Data about app and page elements:
○ ○ ○ ○ ○

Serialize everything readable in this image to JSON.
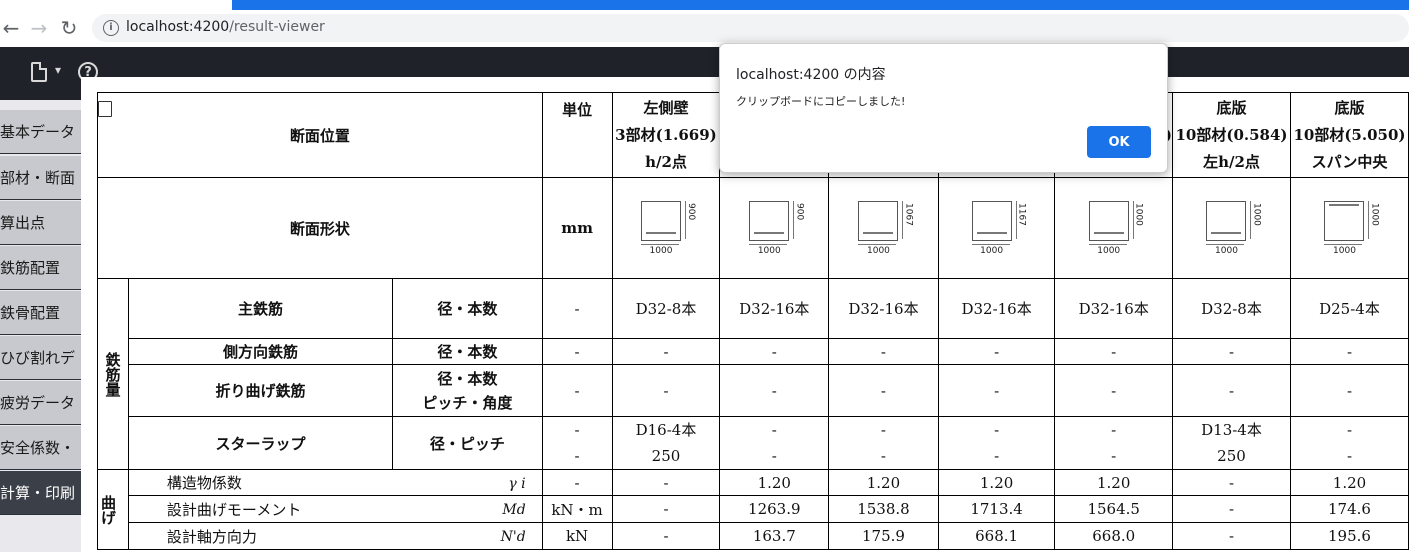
{
  "browser": {
    "url_host": "localhost:4200",
    "url_path": "/result-viewer",
    "back_glyph": "←",
    "forward_glyph": "→",
    "reload_glyph": "↻",
    "info_glyph": "i"
  },
  "toolbar": {
    "caret": "▾",
    "help": "?"
  },
  "sidebar": {
    "items": [
      {
        "label": "基本データ"
      },
      {
        "label": "部材・断面"
      },
      {
        "label": "算出点"
      },
      {
        "label": "鉄筋配置"
      },
      {
        "label": "鉄骨配置"
      },
      {
        "label": "ひび割れデ"
      },
      {
        "label": "疲労データ"
      },
      {
        "label": "安全係数・"
      },
      {
        "label": "計算・印刷"
      }
    ]
  },
  "table": {
    "h_position": "断面位置",
    "h_unit": "単位",
    "columns": [
      {
        "l1": "左側壁",
        "l2": "3部材(1.669)",
        "l3": "h/2点"
      },
      {
        "l1": "",
        "l2": "",
        "l3": ""
      },
      {
        "l1": "",
        "l2": "",
        "l3": ""
      },
      {
        "l1": "",
        "l2": "",
        "l3": ""
      },
      {
        "l1": "",
        "l2": ")",
        "l3": ""
      },
      {
        "l1": "底版",
        "l2": "10部材(0.584)",
        "l3": "左h/2点"
      },
      {
        "l1": "底版",
        "l2": "10部材(5.050)",
        "l3": "スパン中央"
      }
    ],
    "h_shape": "断面形状",
    "shape_unit": "mm",
    "shapes": [
      {
        "w": "1000",
        "h": "900"
      },
      {
        "w": "1000",
        "h": "900"
      },
      {
        "w": "1000",
        "h": "1067"
      },
      {
        "w": "1000",
        "h": "1167"
      },
      {
        "w": "1000",
        "h": "1000"
      },
      {
        "w": "1000",
        "h": "1000"
      },
      {
        "w": "1000",
        "h": "1000"
      }
    ],
    "rebar_group": "鉄筋量",
    "main_rebar": {
      "label": "主鉄筋",
      "sub": "径・本数",
      "unit": "-",
      "values": [
        "D32-8本",
        "D32-16本",
        "D32-16本",
        "D32-16本",
        "D32-16本",
        "D32-8本",
        "D25-4本"
      ]
    },
    "side_rebar": {
      "label": "側方向鉄筋",
      "sub": "径・本数",
      "unit": "-",
      "values": [
        "-",
        "-",
        "-",
        "-",
        "-",
        "-",
        "-"
      ]
    },
    "bent_rebar": {
      "label": "折り曲げ鉄筋",
      "sub1": "径・本数",
      "sub2": "ピッチ・角度",
      "unit": "-",
      "values": [
        "-",
        "-",
        "-",
        "-",
        "-",
        "-",
        "-"
      ]
    },
    "stirrup": {
      "label": "スターラップ",
      "sub": "径・ピッチ",
      "unit1": "-",
      "unit2": "-",
      "values1": [
        "D16-4本",
        "-",
        "-",
        "-",
        "-",
        "D13-4本",
        "-"
      ],
      "values2": [
        "250",
        "-",
        "-",
        "-",
        "-",
        "250",
        "-"
      ]
    },
    "bend_group": "曲げ",
    "gamma": {
      "label": "構造物係数",
      "sym": "γ i",
      "unit": "-",
      "values": [
        "-",
        "1.20",
        "1.20",
        "1.20",
        "1.20",
        "-",
        "1.20"
      ]
    },
    "md": {
      "label": "設計曲げモーメント",
      "sym": "Md",
      "unit": "kN・m",
      "values": [
        "-",
        "1263.9",
        "1538.8",
        "1713.4",
        "1564.5",
        "-",
        "174.6"
      ]
    },
    "nd": {
      "label": "設計軸方向力",
      "sym": "N'd",
      "unit": "kN",
      "values": [
        "-",
        "163.7",
        "175.9",
        "668.1",
        "668.0",
        "-",
        "195.6"
      ]
    }
  },
  "dialog": {
    "title": "localhost:4200 の内容",
    "message": "クリップボードにコピーしました!",
    "ok_label": "OK",
    "accent": "#1a73e8"
  }
}
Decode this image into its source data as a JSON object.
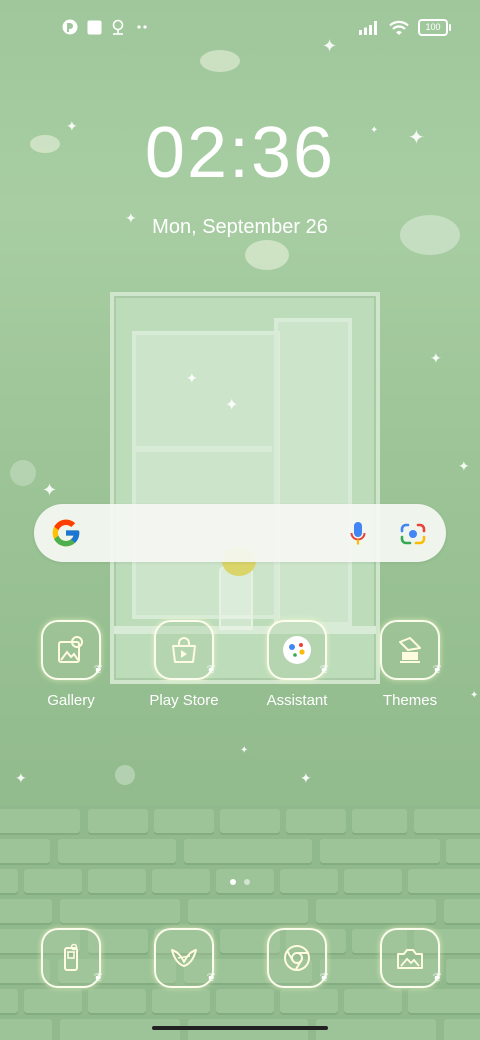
{
  "status_bar": {
    "left_icons": [
      "app-notification-icon",
      "square-notification-icon",
      "location-notification-icon",
      "more-dots-icon"
    ],
    "right_icons": [
      "signal-icon",
      "wifi-icon",
      "battery-icon"
    ],
    "battery_level": "100"
  },
  "clock": {
    "time": "02:36",
    "date": "Mon, September 26"
  },
  "search_bar": {
    "icons": [
      "google-g-icon",
      "mic-icon",
      "lens-camera-icon"
    ]
  },
  "apps_row": [
    {
      "label": "Gallery",
      "icon": "gallery-icon"
    },
    {
      "label": "Play Store",
      "icon": "play-store-icon"
    },
    {
      "label": "Assistant",
      "icon": "assistant-icon"
    },
    {
      "label": "Themes",
      "icon": "themes-icon"
    }
  ],
  "page_indicator": {
    "pages": 2,
    "current": 1
  },
  "dock": [
    {
      "icon": "phone-icon"
    },
    {
      "icon": "messages-icon"
    },
    {
      "icon": "chrome-icon"
    },
    {
      "icon": "camera-icon"
    }
  ],
  "colors": {
    "background": "#9fc79b",
    "icon_glow": "#fffbe0",
    "search_bg": "#f5f8f3"
  }
}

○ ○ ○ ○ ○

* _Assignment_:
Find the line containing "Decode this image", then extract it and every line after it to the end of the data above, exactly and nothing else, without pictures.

* _Task output_:
Decode this image into its source data as a JSON object.
{
  "status_bar": {
    "left_icons": [
      "app-notification-icon",
      "square-notification-icon",
      "location-notification-icon",
      "more-dots-icon"
    ],
    "right_icons": [
      "signal-icon",
      "wifi-icon",
      "battery-icon"
    ],
    "battery_level": "100"
  },
  "clock": {
    "time": "02:36",
    "date": "Mon, September 26"
  },
  "search_bar": {
    "icons": [
      "google-g-icon",
      "mic-icon",
      "lens-camera-icon"
    ]
  },
  "apps_row": [
    {
      "label": "Gallery",
      "icon": "gallery-icon"
    },
    {
      "label": "Play Store",
      "icon": "play-store-icon"
    },
    {
      "label": "Assistant",
      "icon": "assistant-icon"
    },
    {
      "label": "Themes",
      "icon": "themes-icon"
    }
  ],
  "page_indicator": {
    "pages": 2,
    "current": 1
  },
  "dock": [
    {
      "icon": "phone-icon"
    },
    {
      "icon": "messages-icon"
    },
    {
      "icon": "chrome-icon"
    },
    {
      "icon": "camera-icon"
    }
  ],
  "colors": {
    "background": "#9fc79b",
    "icon_glow": "#fffbe0",
    "search_bg": "#f5f8f3"
  }
}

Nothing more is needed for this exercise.